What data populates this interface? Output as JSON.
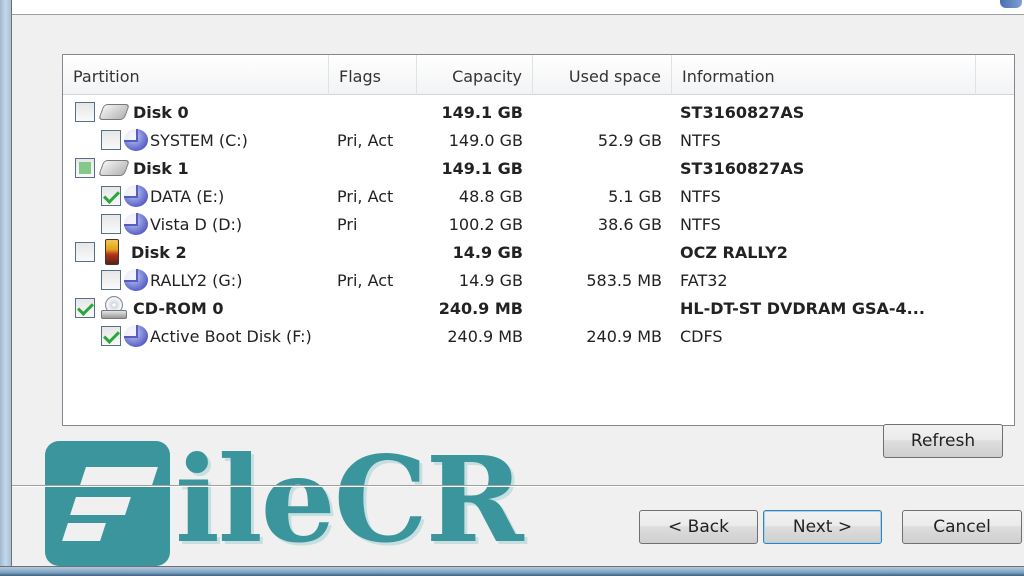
{
  "list": {
    "columns": {
      "partition": "Partition",
      "flags": "Flags",
      "capacity": "Capacity",
      "used_space": "Used space",
      "information": "Information"
    },
    "rows": [
      {
        "level": 0,
        "type": "disk",
        "icon": "hard-disk-icon",
        "checkbox": "unchecked",
        "name": "Disk 0",
        "flags": "",
        "capacity": "149.1 GB",
        "used": "",
        "info": "ST3160827AS"
      },
      {
        "level": 1,
        "type": "partition",
        "icon": "partition-icon",
        "checkbox": "unchecked",
        "name": "SYSTEM (C:)",
        "flags": "Pri, Act",
        "capacity": "149.0 GB",
        "used": "52.9 GB",
        "info": "NTFS"
      },
      {
        "level": 0,
        "type": "disk",
        "icon": "hard-disk-icon",
        "checkbox": "partial",
        "name": "Disk 1",
        "flags": "",
        "capacity": "149.1 GB",
        "used": "",
        "info": "ST3160827AS"
      },
      {
        "level": 1,
        "type": "partition",
        "icon": "partition-icon",
        "checkbox": "checked",
        "name": "DATA (E:)",
        "flags": "Pri, Act",
        "capacity": "48.8 GB",
        "used": "5.1 GB",
        "info": "NTFS"
      },
      {
        "level": 1,
        "type": "partition",
        "icon": "partition-icon",
        "checkbox": "unchecked",
        "name": "Vista D (D:)",
        "flags": "Pri",
        "capacity": "100.2 GB",
        "used": "38.6 GB",
        "info": "NTFS"
      },
      {
        "level": 0,
        "type": "disk",
        "icon": "usb-drive-icon",
        "checkbox": "unchecked",
        "name": "Disk 2",
        "flags": "",
        "capacity": "14.9 GB",
        "used": "",
        "info": "OCZ RALLY2"
      },
      {
        "level": 1,
        "type": "partition",
        "icon": "partition-icon",
        "checkbox": "unchecked",
        "name": "RALLY2 (G:)",
        "flags": "Pri, Act",
        "capacity": "14.9 GB",
        "used": "583.5 MB",
        "info": "FAT32"
      },
      {
        "level": 0,
        "type": "disk",
        "icon": "cd-rom-icon",
        "checkbox": "checked",
        "name": "CD-ROM 0",
        "flags": "",
        "capacity": "240.9 MB",
        "used": "",
        "info": "HL-DT-ST DVDRAM GSA-4..."
      },
      {
        "level": 1,
        "type": "partition",
        "icon": "partition-icon",
        "checkbox": "checked",
        "name": " Active Boot Disk (F:)",
        "flags": "",
        "capacity": "240.9 MB",
        "used": "240.9 MB",
        "info": "CDFS"
      }
    ]
  },
  "buttons": {
    "refresh": "Refresh",
    "back": "< Back",
    "next": "Next >",
    "cancel": "Cancel"
  },
  "watermark": {
    "text": "ileCR"
  },
  "colors": {
    "watermark": "#3a959c",
    "check_green": "#2aa838",
    "default_button_border": "#3c7fb1"
  }
}
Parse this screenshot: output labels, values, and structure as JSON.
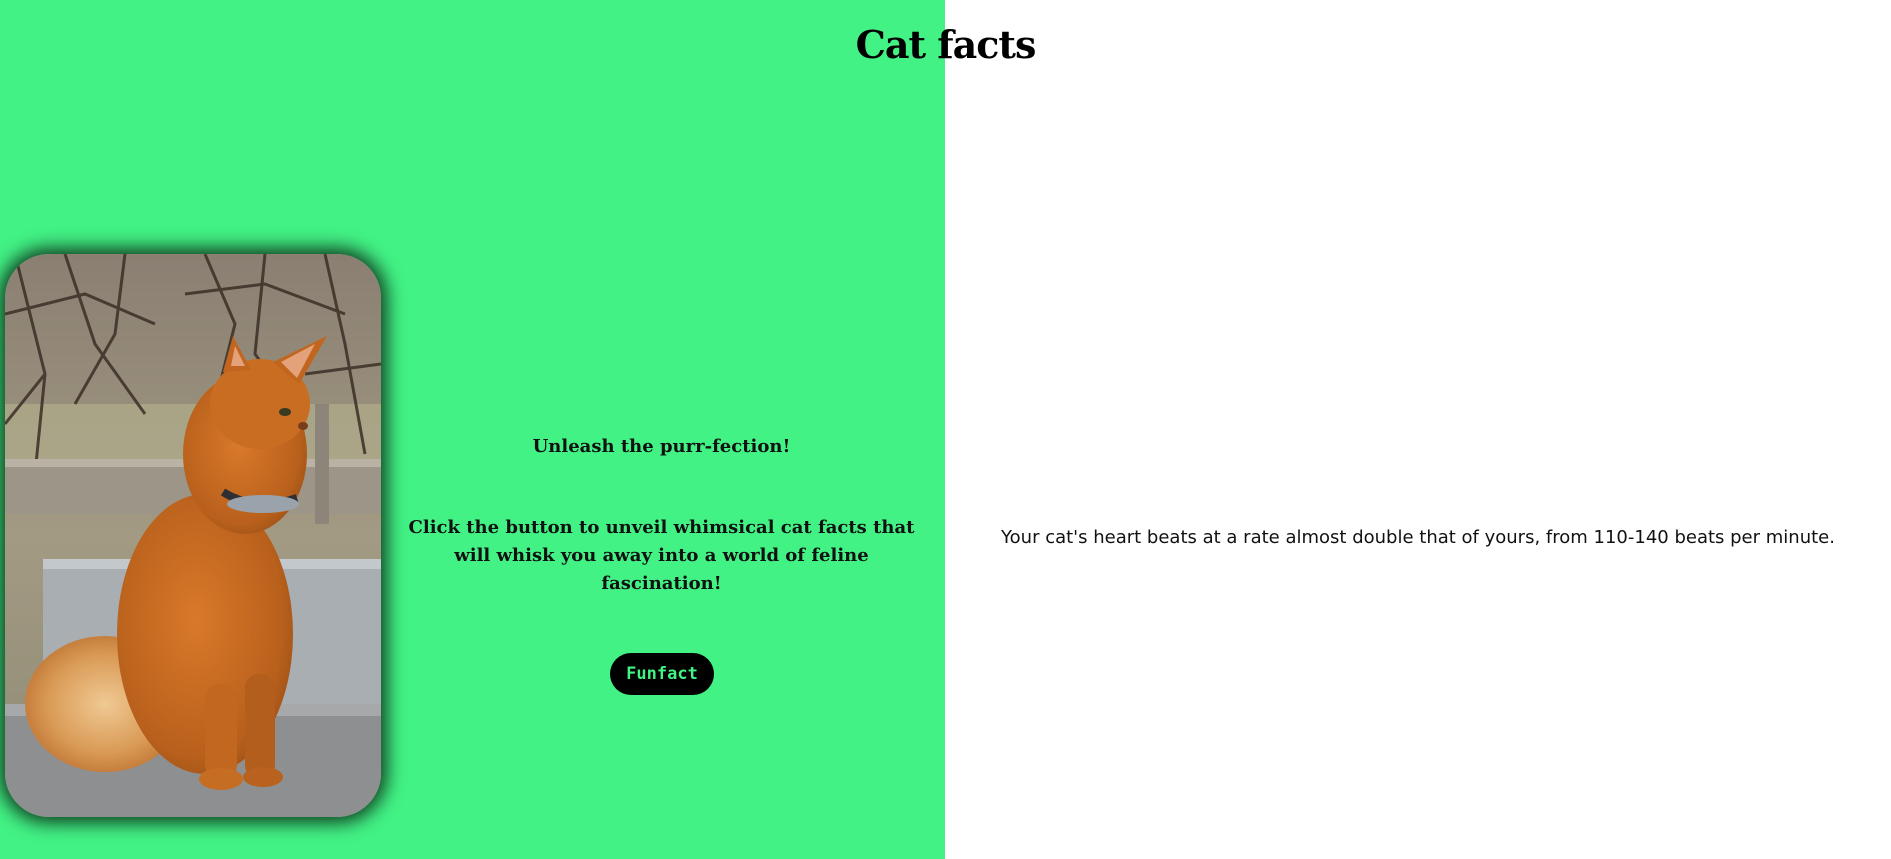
{
  "header": {
    "title": "Cat facts"
  },
  "hero": {
    "tagline": "Unleash the purr-fection!",
    "description": "Click the button to unveil whimsical cat facts that will whisk you away into a world of feline fascination!",
    "button_label": "Funfact"
  },
  "fact": {
    "text": "Your cat's heart beats at a rate almost double that of yours, from 110-140 beats per minute."
  },
  "colors": {
    "accent": "#42f285",
    "button_bg": "#000000",
    "right_bg": "#ffffff"
  }
}
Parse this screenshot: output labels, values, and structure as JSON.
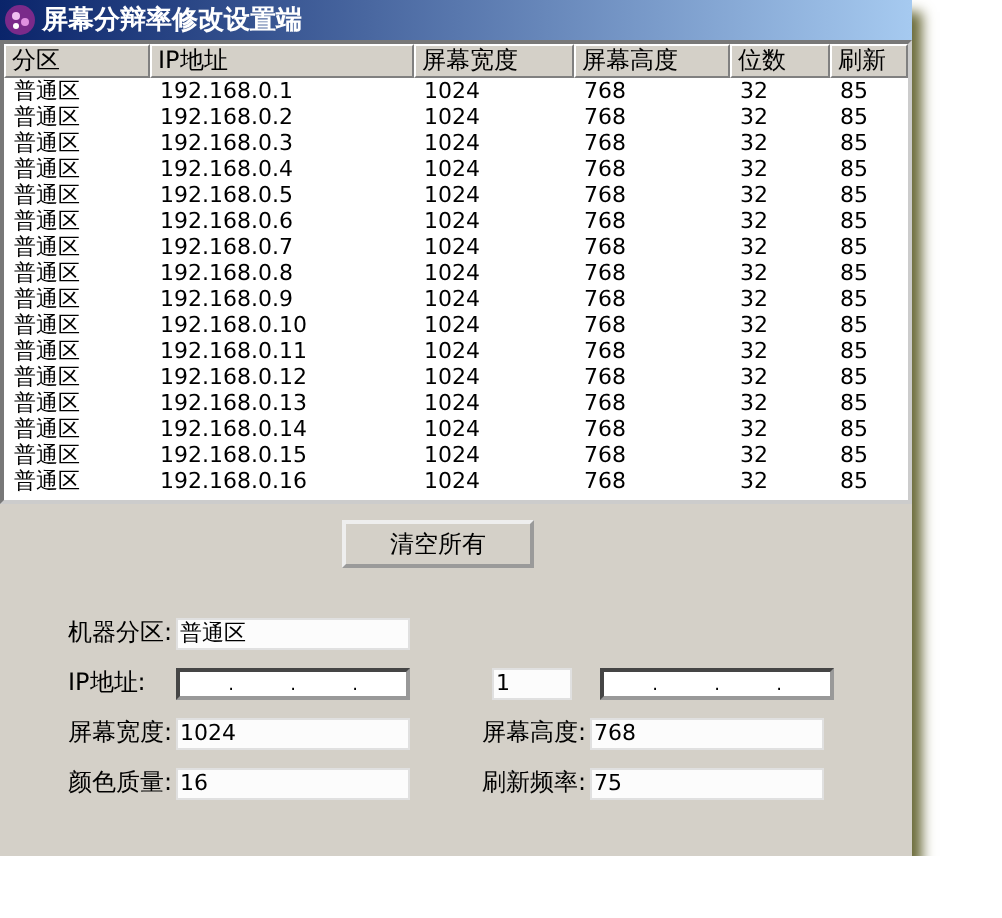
{
  "window": {
    "title": "屏幕分辩率修改设置端"
  },
  "table": {
    "columns": [
      "分区",
      "IP地址",
      "屏幕宽度",
      "屏幕高度",
      "位数",
      "刷新"
    ],
    "rows": [
      [
        "普通区",
        "192.168.0.1",
        "1024",
        "768",
        "32",
        "85"
      ],
      [
        "普通区",
        "192.168.0.2",
        "1024",
        "768",
        "32",
        "85"
      ],
      [
        "普通区",
        "192.168.0.3",
        "1024",
        "768",
        "32",
        "85"
      ],
      [
        "普通区",
        "192.168.0.4",
        "1024",
        "768",
        "32",
        "85"
      ],
      [
        "普通区",
        "192.168.0.5",
        "1024",
        "768",
        "32",
        "85"
      ],
      [
        "普通区",
        "192.168.0.6",
        "1024",
        "768",
        "32",
        "85"
      ],
      [
        "普通区",
        "192.168.0.7",
        "1024",
        "768",
        "32",
        "85"
      ],
      [
        "普通区",
        "192.168.0.8",
        "1024",
        "768",
        "32",
        "85"
      ],
      [
        "普通区",
        "192.168.0.9",
        "1024",
        "768",
        "32",
        "85"
      ],
      [
        "普通区",
        "192.168.0.10",
        "1024",
        "768",
        "32",
        "85"
      ],
      [
        "普通区",
        "192.168.0.11",
        "1024",
        "768",
        "32",
        "85"
      ],
      [
        "普通区",
        "192.168.0.12",
        "1024",
        "768",
        "32",
        "85"
      ],
      [
        "普通区",
        "192.168.0.13",
        "1024",
        "768",
        "32",
        "85"
      ],
      [
        "普通区",
        "192.168.0.14",
        "1024",
        "768",
        "32",
        "85"
      ],
      [
        "普通区",
        "192.168.0.15",
        "1024",
        "768",
        "32",
        "85"
      ],
      [
        "普通区",
        "192.168.0.16",
        "1024",
        "768",
        "32",
        "85"
      ]
    ]
  },
  "clear_button": "清空所有",
  "form": {
    "zone": {
      "label": "机器分区:",
      "value": "普通区"
    },
    "ip": {
      "label": "IP地址:",
      "dots": [
        ".",
        ".",
        "."
      ]
    },
    "ip_count": {
      "value": "1"
    },
    "ip_end": {
      "dots": [
        ".",
        ".",
        "."
      ]
    },
    "width": {
      "label": "屏幕宽度:",
      "value": "1024"
    },
    "height": {
      "label": "屏幕高度:",
      "value": "768"
    },
    "color": {
      "label": "颜色质量:",
      "value": "16"
    },
    "refresh": {
      "label": "刷新频率:",
      "value": "75"
    }
  }
}
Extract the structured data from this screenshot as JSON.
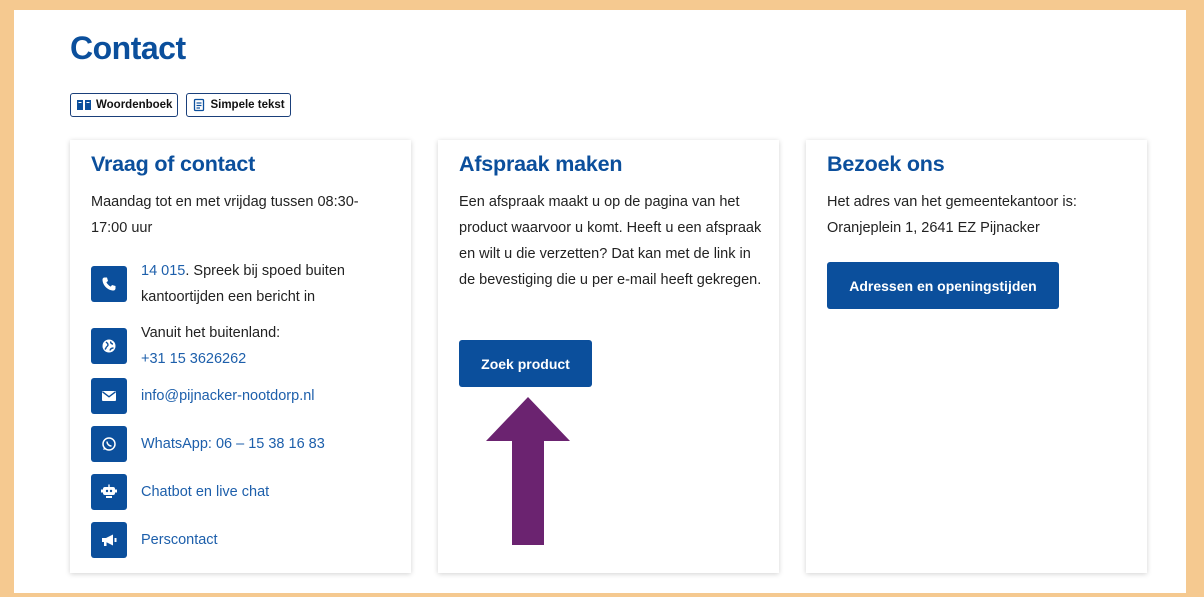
{
  "page": {
    "title": "Contact"
  },
  "tools": {
    "dictionary_label": "Woordenboek",
    "simple_text_label": "Simpele tekst"
  },
  "cards": {
    "contact": {
      "title": "Vraag of contact",
      "hours": "Maandag tot en met vrijdag tussen 08:30-17:00 uur",
      "phone_number": "14 015",
      "phone_text": ". Spreek bij spoed buiten kantoortijden een bericht in",
      "abroad_text": "Vanuit het buitenland:",
      "abroad_number": "+31 15 3626262",
      "email": "info@pijnacker-nootdorp.nl",
      "whatsapp": "WhatsApp: 06 – 15 38 16 83",
      "chatbot": "Chatbot en live chat",
      "press": "Perscontact"
    },
    "appointment": {
      "title": "Afspraak maken",
      "text": "Een afspraak maakt u op de pagina van het product waarvoor u komt. Heeft u een afspraak en wilt u die verzetten? Dat kan met de link in de bevestiging die u per e-mail heeft gekregen.",
      "button": "Zoek product"
    },
    "visit": {
      "title": "Bezoek ons",
      "text": "Het adres van het gemeentekantoor is: Oranjeplein 1, 2641 EZ Pijnacker",
      "button": "Adressen en openingstijden"
    }
  },
  "colors": {
    "brand": "#0b4f9c",
    "frame": "#f5c990",
    "annotation_arrow": "#6b2370"
  },
  "icons": [
    "book-icon",
    "document-icon",
    "phone-icon",
    "globe-icon",
    "mail-icon",
    "whatsapp-icon",
    "chatbot-icon",
    "megaphone-icon"
  ]
}
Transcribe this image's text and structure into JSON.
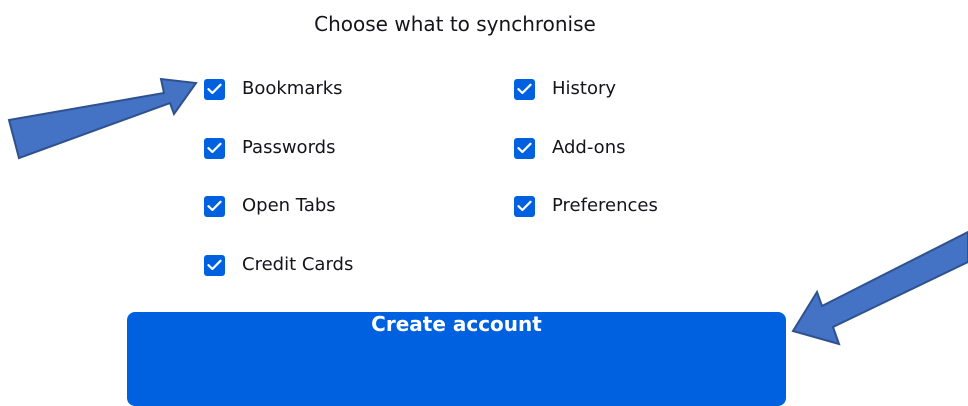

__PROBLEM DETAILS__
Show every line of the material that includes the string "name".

__EXERCISE SOLUTION__
        "name": "Disk 0",
        "name": "SYSTEM (C:)",
        "name": "Disk 1",
        "name": "DATA (E:)",
        "name": "Vista D (D:)",
        "name": "Disk 2",
        "name": "RALLY2 (G:)",
        "name": "CD-ROM 0",
        "name": " Active Boot Disk (F:)",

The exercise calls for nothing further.